> [WHAT TO PRODUCE]
Each entry must appear in the answer exactly as written.

RECORDS SHOWN Start Marker

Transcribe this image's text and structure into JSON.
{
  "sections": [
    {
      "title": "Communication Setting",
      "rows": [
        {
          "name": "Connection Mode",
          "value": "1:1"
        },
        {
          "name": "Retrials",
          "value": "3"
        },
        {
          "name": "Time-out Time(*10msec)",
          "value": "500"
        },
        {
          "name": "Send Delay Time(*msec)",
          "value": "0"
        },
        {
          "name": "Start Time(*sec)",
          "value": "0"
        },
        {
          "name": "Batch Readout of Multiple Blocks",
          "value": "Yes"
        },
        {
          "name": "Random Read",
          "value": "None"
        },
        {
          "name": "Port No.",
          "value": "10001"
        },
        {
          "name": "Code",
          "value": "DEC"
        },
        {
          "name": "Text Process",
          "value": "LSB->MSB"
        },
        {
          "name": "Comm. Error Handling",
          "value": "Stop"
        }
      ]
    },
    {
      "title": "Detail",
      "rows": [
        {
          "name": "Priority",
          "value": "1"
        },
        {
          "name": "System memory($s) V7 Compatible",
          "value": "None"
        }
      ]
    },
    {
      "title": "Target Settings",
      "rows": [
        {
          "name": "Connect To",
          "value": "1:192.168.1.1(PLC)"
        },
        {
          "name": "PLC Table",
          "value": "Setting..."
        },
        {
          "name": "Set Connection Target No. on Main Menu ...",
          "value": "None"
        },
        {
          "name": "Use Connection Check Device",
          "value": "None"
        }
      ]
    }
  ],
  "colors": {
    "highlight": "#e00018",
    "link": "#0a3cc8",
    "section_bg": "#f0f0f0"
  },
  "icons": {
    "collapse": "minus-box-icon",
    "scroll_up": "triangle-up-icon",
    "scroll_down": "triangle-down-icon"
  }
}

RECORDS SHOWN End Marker

> [TASK OUTPUT]
Transcribe this image's text and structure into JSON.
{
  "sections": [
    {
      "title": "Communication Setting",
      "rows": [
        {
          "name": "Connection Mode",
          "value": "1:1"
        },
        {
          "name": "Retrials",
          "value": "3"
        },
        {
          "name": "Time-out Time(*10msec)",
          "value": "500"
        },
        {
          "name": "Send Delay Time(*msec)",
          "value": "0"
        },
        {
          "name": "Start Time(*sec)",
          "value": "0"
        },
        {
          "name": "Batch Readout of Multiple Blocks",
          "value": "Yes"
        },
        {
          "name": "Random Read",
          "value": "None"
        },
        {
          "name": "Port No.",
          "value": "10001"
        },
        {
          "name": "Code",
          "value": "DEC"
        },
        {
          "name": "Text Process",
          "value": "LSB->MSB"
        },
        {
          "name": "Comm. Error Handling",
          "value": "Stop"
        }
      ]
    },
    {
      "title": "Detail",
      "rows": [
        {
          "name": "Priority",
          "value": "1"
        },
        {
          "name": "System memory($s) V7 Compatible",
          "value": "None"
        }
      ]
    },
    {
      "title": "Target Settings",
      "rows": [
        {
          "name": "Connect To",
          "value": "1:192.168.1.1(PLC)"
        },
        {
          "name": "PLC Table",
          "value": "Setting..."
        },
        {
          "name": "Set Connection Target No. on Main Menu ...",
          "value": "None"
        },
        {
          "name": "Use Connection Check Device",
          "value": "None"
        }
      ]
    }
  ],
  "colors": {
    "highlight": "#e00018",
    "link": "#0a3cc8",
    "section_bg": "#f0f0f0"
  },
  "icons": {
    "collapse": "minus-box-icon",
    "scroll_up": "triangle-up-icon",
    "scroll_down": "triangle-down-icon"
  }
}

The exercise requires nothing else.